Most galling in this regard was not seeing the eventual Best Picture winner until after the Academy Awards took place, which has not happened for years. But at least I ticked off all eight of them, as usual some being released this year, and one creeping into my top six thus far.
2019 has had its share of prestige fodder and box office battalions, with Hollywood, Britain and other countries jostling at the cinema. The year thus far has rewarded, confounded and exceeded expectations with sequels and franchise instalments, although the best offerings came from unexpected sources. Thus, my personal six best films of the first six months of 2019 are:
An extraordinary, acerbic, acidic and at times absurdist comedy-drama of manners, manipulation and monarchy.
An enveloping, emotional, exhilarating, witty, tragic, astonishing and utterly triumphant superhero epic of extraordinary ambition and magnificent realisation.
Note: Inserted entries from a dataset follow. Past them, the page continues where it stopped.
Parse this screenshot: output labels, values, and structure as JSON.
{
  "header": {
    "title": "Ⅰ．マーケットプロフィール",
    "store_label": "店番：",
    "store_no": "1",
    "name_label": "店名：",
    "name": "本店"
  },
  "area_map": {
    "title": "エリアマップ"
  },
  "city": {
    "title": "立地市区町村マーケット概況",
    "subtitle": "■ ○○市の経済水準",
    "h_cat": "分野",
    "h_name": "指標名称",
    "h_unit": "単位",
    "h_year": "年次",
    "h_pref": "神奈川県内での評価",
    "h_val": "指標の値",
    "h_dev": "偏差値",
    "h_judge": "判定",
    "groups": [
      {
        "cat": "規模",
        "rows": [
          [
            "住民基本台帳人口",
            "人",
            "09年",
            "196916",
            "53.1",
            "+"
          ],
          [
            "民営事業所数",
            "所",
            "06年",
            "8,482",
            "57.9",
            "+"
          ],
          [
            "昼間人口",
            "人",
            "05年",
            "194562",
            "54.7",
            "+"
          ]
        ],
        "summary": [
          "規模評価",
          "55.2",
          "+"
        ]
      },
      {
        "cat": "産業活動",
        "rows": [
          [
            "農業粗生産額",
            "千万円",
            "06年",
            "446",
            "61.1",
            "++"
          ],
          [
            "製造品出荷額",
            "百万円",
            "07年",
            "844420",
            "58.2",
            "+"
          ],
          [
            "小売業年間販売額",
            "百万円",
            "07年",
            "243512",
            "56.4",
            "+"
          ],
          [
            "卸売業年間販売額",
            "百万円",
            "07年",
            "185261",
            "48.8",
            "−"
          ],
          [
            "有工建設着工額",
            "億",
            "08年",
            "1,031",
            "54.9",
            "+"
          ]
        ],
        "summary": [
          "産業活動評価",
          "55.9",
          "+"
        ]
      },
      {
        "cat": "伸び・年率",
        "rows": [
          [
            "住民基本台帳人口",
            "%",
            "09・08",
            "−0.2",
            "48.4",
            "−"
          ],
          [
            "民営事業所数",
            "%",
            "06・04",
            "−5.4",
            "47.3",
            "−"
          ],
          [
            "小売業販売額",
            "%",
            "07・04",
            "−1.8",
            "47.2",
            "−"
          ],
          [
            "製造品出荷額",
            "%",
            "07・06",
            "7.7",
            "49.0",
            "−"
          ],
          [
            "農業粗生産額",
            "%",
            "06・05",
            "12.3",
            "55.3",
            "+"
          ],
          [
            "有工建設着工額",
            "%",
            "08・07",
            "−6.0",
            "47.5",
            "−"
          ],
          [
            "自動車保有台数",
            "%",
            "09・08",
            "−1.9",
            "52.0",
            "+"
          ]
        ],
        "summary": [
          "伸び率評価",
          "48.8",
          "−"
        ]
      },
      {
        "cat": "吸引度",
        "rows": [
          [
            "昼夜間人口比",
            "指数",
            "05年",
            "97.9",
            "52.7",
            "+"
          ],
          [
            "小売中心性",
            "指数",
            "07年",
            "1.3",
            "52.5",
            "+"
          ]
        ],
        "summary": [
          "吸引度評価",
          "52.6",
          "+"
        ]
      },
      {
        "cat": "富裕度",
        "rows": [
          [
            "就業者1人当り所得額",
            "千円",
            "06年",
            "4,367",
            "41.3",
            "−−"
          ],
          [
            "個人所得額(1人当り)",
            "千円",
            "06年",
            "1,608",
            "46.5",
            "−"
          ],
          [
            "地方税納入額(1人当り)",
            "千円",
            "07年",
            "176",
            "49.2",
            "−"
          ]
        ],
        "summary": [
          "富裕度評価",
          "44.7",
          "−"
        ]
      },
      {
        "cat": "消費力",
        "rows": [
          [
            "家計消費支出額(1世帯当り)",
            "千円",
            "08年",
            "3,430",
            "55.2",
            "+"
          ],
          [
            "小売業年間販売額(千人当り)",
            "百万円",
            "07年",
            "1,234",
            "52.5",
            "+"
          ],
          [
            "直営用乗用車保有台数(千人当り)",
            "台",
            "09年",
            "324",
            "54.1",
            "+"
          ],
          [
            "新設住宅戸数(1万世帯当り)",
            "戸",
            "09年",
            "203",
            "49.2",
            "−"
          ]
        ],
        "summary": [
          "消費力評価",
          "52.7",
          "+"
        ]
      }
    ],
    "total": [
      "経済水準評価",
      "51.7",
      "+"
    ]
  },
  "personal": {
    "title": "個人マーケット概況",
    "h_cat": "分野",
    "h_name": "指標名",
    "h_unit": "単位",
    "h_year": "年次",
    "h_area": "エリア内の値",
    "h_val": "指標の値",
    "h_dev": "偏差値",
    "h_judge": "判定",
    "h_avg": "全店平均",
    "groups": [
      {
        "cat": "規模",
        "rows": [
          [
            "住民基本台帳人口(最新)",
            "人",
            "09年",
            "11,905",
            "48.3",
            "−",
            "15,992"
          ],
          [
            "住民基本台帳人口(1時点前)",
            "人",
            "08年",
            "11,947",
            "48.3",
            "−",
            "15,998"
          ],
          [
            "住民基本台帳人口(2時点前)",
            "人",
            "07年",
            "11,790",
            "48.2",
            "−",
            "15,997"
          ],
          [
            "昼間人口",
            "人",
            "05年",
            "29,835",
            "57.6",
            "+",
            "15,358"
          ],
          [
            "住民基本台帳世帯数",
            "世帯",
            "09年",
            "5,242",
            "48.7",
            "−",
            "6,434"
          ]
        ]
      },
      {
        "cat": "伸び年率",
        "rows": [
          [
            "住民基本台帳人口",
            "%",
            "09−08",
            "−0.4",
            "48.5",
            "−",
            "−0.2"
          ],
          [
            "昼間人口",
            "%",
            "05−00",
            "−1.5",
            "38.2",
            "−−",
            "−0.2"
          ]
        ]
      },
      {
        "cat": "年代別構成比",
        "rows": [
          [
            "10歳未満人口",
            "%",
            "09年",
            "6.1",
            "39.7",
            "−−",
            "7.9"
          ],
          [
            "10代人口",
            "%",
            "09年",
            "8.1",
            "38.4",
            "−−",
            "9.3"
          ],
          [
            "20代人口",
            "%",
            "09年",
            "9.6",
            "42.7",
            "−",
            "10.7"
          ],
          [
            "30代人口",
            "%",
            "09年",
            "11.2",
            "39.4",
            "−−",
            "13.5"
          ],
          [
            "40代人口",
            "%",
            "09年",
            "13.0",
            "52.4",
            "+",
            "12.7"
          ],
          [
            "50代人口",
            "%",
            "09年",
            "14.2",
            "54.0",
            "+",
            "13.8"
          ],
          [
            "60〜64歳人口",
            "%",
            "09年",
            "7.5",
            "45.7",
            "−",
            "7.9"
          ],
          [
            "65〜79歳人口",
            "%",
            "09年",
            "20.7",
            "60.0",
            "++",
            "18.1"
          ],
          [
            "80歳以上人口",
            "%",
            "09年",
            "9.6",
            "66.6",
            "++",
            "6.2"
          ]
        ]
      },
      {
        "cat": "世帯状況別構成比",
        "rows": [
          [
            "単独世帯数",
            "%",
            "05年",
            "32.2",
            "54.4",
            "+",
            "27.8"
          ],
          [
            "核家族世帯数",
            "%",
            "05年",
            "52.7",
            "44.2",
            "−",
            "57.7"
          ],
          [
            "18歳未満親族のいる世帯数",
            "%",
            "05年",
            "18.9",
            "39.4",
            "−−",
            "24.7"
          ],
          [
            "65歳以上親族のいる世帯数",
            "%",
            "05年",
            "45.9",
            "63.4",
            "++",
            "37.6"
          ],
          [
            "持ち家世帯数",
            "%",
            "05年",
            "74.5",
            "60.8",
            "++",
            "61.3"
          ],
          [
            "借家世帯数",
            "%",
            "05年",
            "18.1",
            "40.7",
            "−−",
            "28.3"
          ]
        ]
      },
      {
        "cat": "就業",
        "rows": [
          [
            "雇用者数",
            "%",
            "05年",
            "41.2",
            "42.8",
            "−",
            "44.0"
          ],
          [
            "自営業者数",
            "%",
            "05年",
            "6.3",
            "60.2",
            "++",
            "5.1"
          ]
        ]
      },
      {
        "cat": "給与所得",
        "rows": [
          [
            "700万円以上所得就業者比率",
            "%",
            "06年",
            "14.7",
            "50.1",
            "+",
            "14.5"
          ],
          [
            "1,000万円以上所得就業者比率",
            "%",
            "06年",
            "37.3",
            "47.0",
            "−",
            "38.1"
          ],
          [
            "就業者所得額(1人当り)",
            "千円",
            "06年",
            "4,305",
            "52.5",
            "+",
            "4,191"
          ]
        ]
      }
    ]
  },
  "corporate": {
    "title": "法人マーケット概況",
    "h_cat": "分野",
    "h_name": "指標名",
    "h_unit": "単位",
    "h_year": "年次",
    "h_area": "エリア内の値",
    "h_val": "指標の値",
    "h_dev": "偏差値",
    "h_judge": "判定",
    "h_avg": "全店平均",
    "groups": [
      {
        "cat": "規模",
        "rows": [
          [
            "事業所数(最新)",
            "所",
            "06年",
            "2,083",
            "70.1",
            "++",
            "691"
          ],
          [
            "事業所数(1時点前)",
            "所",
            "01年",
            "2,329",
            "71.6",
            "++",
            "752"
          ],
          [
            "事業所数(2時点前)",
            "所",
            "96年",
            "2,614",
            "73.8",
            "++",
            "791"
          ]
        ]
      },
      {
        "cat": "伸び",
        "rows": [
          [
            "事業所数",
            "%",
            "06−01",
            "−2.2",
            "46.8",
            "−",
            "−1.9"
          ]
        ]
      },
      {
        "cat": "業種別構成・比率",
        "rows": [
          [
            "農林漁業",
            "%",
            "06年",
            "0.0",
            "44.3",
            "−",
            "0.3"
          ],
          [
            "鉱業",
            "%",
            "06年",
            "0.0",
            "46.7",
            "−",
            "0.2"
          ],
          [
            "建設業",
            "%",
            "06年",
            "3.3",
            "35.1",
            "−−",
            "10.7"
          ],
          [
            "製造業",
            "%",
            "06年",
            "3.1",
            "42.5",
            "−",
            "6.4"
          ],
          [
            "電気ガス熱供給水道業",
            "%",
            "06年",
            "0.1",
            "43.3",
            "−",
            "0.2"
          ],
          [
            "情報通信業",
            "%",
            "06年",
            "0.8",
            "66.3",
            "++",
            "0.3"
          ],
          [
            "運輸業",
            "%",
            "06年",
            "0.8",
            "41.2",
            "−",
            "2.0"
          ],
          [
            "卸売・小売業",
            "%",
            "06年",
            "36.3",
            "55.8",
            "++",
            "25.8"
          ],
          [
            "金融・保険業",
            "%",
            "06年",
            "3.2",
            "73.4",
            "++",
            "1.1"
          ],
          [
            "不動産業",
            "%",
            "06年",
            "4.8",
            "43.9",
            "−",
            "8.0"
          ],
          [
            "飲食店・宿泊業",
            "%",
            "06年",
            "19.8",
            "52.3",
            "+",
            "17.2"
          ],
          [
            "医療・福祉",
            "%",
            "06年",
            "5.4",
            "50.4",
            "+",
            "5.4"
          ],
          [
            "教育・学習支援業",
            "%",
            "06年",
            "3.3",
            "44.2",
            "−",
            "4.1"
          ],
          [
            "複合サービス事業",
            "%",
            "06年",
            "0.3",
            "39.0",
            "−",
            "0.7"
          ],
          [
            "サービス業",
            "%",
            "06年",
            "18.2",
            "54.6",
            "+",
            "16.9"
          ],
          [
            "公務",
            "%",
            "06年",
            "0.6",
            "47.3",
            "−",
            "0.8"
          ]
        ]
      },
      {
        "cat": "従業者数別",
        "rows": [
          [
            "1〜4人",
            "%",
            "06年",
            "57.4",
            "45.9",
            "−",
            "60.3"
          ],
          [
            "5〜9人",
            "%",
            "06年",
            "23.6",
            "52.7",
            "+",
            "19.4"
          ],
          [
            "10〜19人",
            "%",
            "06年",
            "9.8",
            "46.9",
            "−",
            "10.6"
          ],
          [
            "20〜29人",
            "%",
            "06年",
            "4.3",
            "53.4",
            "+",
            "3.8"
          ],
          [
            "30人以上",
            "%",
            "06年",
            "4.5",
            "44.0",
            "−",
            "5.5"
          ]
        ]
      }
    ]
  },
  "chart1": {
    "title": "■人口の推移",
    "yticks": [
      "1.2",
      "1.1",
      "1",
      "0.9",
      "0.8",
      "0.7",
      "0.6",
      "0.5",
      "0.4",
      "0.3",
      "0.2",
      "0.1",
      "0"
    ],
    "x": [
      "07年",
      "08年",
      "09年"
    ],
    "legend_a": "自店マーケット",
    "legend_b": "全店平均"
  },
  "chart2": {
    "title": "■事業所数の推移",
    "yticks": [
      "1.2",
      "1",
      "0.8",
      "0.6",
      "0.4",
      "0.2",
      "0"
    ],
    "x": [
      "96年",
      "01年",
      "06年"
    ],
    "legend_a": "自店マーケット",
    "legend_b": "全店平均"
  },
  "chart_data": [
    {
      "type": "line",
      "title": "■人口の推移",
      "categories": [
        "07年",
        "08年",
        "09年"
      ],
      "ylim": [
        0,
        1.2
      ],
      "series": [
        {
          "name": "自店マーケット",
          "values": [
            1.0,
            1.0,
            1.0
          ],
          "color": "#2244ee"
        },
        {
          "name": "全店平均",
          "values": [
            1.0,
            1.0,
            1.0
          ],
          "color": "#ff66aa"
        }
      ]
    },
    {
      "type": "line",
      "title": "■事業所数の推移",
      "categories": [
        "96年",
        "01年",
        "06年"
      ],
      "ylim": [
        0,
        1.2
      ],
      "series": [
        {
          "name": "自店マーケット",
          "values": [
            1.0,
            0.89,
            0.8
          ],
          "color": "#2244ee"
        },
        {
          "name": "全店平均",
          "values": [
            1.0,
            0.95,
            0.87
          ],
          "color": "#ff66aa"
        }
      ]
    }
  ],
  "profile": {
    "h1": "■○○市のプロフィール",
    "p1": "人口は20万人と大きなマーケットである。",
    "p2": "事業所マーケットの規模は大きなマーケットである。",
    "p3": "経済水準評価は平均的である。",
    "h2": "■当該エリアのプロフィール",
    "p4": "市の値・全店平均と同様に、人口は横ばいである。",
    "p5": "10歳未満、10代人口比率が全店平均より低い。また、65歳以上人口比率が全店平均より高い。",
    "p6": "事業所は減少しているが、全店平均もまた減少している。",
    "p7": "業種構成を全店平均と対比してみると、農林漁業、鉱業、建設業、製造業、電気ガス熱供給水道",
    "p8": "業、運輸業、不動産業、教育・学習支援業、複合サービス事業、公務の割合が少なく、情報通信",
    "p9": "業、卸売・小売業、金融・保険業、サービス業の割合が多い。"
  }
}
A gloriously funny, beautifully sweet, sometimes surreal, touching, delightful coming of age comedy of being more than you or anyone else expects.
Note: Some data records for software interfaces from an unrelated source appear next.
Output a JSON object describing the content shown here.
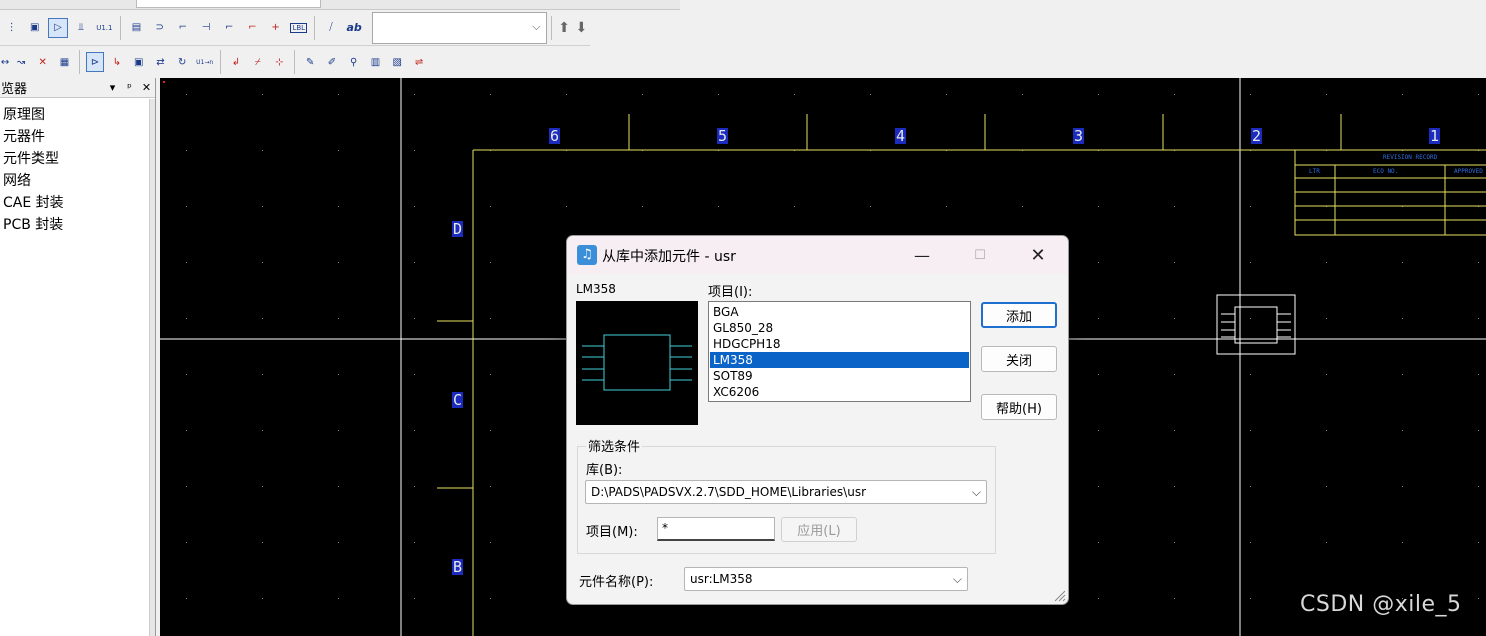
{
  "toolbar": {
    "combo_value": "",
    "row1_icons": [
      "component-icon",
      "gate-icon",
      "bus-icon",
      "u1-label-icon",
      "select-all-icon",
      "connector-icon",
      "wire-icon",
      "bus-entry-icon",
      "netlabel-icon",
      "power-icon",
      "pin-icon",
      "lbl-icon",
      "text-icon",
      "ab-text-icon"
    ],
    "row2_icons": [
      "move-icon",
      "copy-icon",
      "delete-icon",
      "properties-icon",
      "add-part-icon",
      "add-wire-icon",
      "add-bus-icon",
      "swap-icon",
      "rotate-icon",
      "auto-number-icon",
      "add-connector-icon",
      "add-power-icon",
      "add-ground-icon",
      "query-icon",
      "modify-icon",
      "filter-icon",
      "table-icon",
      "report-icon",
      "flip-icon"
    ],
    "u1_label": "U1.1",
    "lbl_label": "LBL",
    "ab_label": "ab",
    "u1n_label": "U1→n"
  },
  "browser": {
    "title": "览器",
    "pin_label": "▾",
    "items": [
      {
        "label": "原理图"
      },
      {
        "label": "元器件"
      },
      {
        "label": "元件类型"
      },
      {
        "label": "网络"
      },
      {
        "label": "CAE 封装"
      },
      {
        "label": "PCB 封装"
      }
    ]
  },
  "canvas": {
    "border_color": "#e8e060",
    "zone_columns": [
      "6",
      "5",
      "4",
      "3",
      "2",
      "1"
    ],
    "zone_rows": [
      "D",
      "C",
      "B"
    ],
    "revision": {
      "title": "REVISION RECORD",
      "col_ltr": "LTR",
      "col_eco": "ECO NO.",
      "col_approved": "APPROVED"
    }
  },
  "dialog": {
    "title": "从库中添加元件 - usr",
    "preview_label": "LM358",
    "items_label": "项目(I):",
    "items": [
      "BGA",
      "GL850_28",
      "HDGCPH18",
      "LM358",
      "SOT89",
      "XC6206"
    ],
    "selected_item": "LM358",
    "add_button": "添加",
    "close_button": "关闭",
    "help_button": "帮助(H)",
    "filter_group": "筛选条件",
    "library_label": "库(B):",
    "library_value": "D:\\PADS\\PADSVX.2.7\\SDD_HOME\\Libraries\\usr",
    "item_filter_label": "项目(M):",
    "item_filter_value": "*",
    "apply_button": "应用(L)",
    "part_name_label": "元件名称(P):",
    "part_name_value": "usr:LM358"
  },
  "watermark": "CSDN @xile_5",
  "colors": {
    "canvas_bg": "#000000",
    "sheet_border": "#e8e060",
    "zone_label_bg": "#1a2bbd",
    "selection": "#0a64c8",
    "preview_part": "#3fd0d8"
  }
}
A flamboyant, fabulous and frenetic bio-musical of a flamboyant, fabulous and frenetic talent and personality.
A malevolent, magnificent, Marxist, satirical nightmare of demographics, doppelgängers and dance.
A joyous, heartwarming, bittersweet delight of family, wrestling, dreams and the pride of being a freak from Norwich.
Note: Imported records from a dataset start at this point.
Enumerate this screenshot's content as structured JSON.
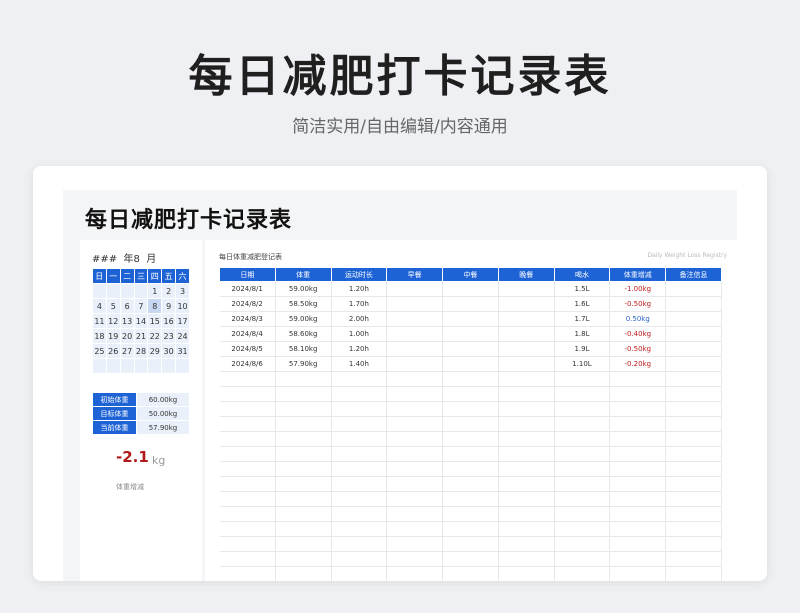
{
  "hero": {
    "title": "每日减肥打卡记录表",
    "subtitle": "简洁实用/自由编辑/内容通用"
  },
  "sheet": {
    "title": "每日减肥打卡记录表"
  },
  "calendar": {
    "header": "###  年8  月",
    "weekdays": [
      "日",
      "一",
      "二",
      "三",
      "四",
      "五",
      "六"
    ],
    "weeks": [
      [
        "",
        "",
        "",
        "",
        "1",
        "2",
        "3"
      ],
      [
        "4",
        "5",
        "6",
        "7",
        "8",
        "9",
        "10"
      ],
      [
        "11",
        "12",
        "13",
        "14",
        "15",
        "16",
        "17"
      ],
      [
        "18",
        "19",
        "20",
        "21",
        "22",
        "23",
        "24"
      ],
      [
        "25",
        "26",
        "27",
        "28",
        "29",
        "30",
        "31"
      ],
      [
        "",
        "",
        "",
        "",
        "",
        "",
        ""
      ]
    ],
    "selected": "8"
  },
  "stats": [
    {
      "label": "初始体重",
      "value": "60.00kg"
    },
    {
      "label": "目标体重",
      "value": "50.00kg"
    },
    {
      "label": "当前体重",
      "value": "57.90kg"
    }
  ],
  "summary": {
    "change": "-2.1",
    "unit": "kg",
    "label": "体重增减"
  },
  "log": {
    "title": "每日体重减肥登记表",
    "subtitle": "Daily Weight Loss Registry",
    "columns": [
      "日期",
      "体重",
      "运动时长",
      "早餐",
      "中餐",
      "晚餐",
      "喝水",
      "体重增减",
      "备注信息"
    ],
    "rows": [
      {
        "date": "2024/8/1",
        "weight": "59.00kg",
        "exercise": "1.20h",
        "breakfast": "",
        "lunch": "",
        "dinner": "",
        "water": "1.5L",
        "delta": "-1.00kg",
        "sign": "neg",
        "note": ""
      },
      {
        "date": "2024/8/2",
        "weight": "58.50kg",
        "exercise": "1.70h",
        "breakfast": "",
        "lunch": "",
        "dinner": "",
        "water": "1.6L",
        "delta": "-0.50kg",
        "sign": "neg",
        "note": ""
      },
      {
        "date": "2024/8/3",
        "weight": "59.00kg",
        "exercise": "2.00h",
        "breakfast": "",
        "lunch": "",
        "dinner": "",
        "water": "1.7L",
        "delta": "0.50kg",
        "sign": "pos",
        "note": ""
      },
      {
        "date": "2024/8/4",
        "weight": "58.60kg",
        "exercise": "1.00h",
        "breakfast": "",
        "lunch": "",
        "dinner": "",
        "water": "1.8L",
        "delta": "-0.40kg",
        "sign": "neg",
        "note": ""
      },
      {
        "date": "2024/8/5",
        "weight": "58.10kg",
        "exercise": "1.20h",
        "breakfast": "",
        "lunch": "",
        "dinner": "",
        "water": "1.9L",
        "delta": "-0.50kg",
        "sign": "neg",
        "note": ""
      },
      {
        "date": "2024/8/6",
        "weight": "57.90kg",
        "exercise": "1.40h",
        "breakfast": "",
        "lunch": "",
        "dinner": "",
        "water": "1.10L",
        "delta": "-0.20kg",
        "sign": "neg",
        "note": ""
      }
    ],
    "empty_rows": 14
  },
  "colors": {
    "accent": "#1e63d6",
    "negative": "#c21a1a",
    "positive": "#2a62c9"
  }
}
A glorious superpowered special forces adventure of memory, identity and morality, boosted with beautiful politics of diversity and inclusion.
Stinker So Far
A disparate and somewhat hollow but still brooding and atmospheric superhero adventure, spiced with the most dramatic of dramatic scores.
What will the rest of the year bring? Certainly there is much to be excited about, as Avengers, Jedi, musicians, demon clowns, entrepreneurs and more continue to compete for attention in the overcrowded cinemas. Plus there are remakes, re-releases and homages still to come. Will these six make it into the Top Twelve of 2019? Check back in six months to find out!
The superhero genre groundwork was laid by the Superman and Batman franchises, improved by Blade, and received its first fully formed incarnation with 2000’s X-Men. The subsequent 19 years delivered a further eleven films, ranging from the highs of X-2 and Logan to the lows of X-Men Origins: Wolverine. X-Men: Dark Phoenix is, sad to say, another low. There are many familiar features, from visual renderings of telepathy to energy blasts from eyes, but there is little that’s new or interesting. Writer-director Steven Kinberg displays little flair or innovation, making the viewer pine for the stylistics of Bryan Singer (controversy notwithstanding) or Matthew Vaughn. Action set pieces on a space shuttle and aboard a train pale in comparison to earlier entries in the franchise as well as those in Marvel Studios’ output. That said, Kinberg does manage to evoke a sense of atmosphere, fitting for the steady and dangerous increase of power in Jean Grey (Sophie Turner). At their heart, superhero films are always about power and its appropriate use, and Dark Phoenix does continue this conceit in relation to Jean, and also Charles Xavier (James McAvoy), but without any significant depth. Indeed, much of the early part of the film is fairly bland, despite potentially shocking moments, though it does pick up slightly when Erik Lensherr/Magneto (Michael Fassbender) appears. Despite the best efforts of the cast, and a prominence of female characters, the strongest element of the film is the score, with Hans Zimmer at his most Hans Zimmer. Crashing synths and booming Braaaaaaahms abound, adding to the atmosphere even if the end result is somewhat hollow. As a chapter in the franchise, Dark Phoenix feels conclusive, and it is a damp squib for this long running series to go out on. But then again, you can never keep a good (or bad) mutant down.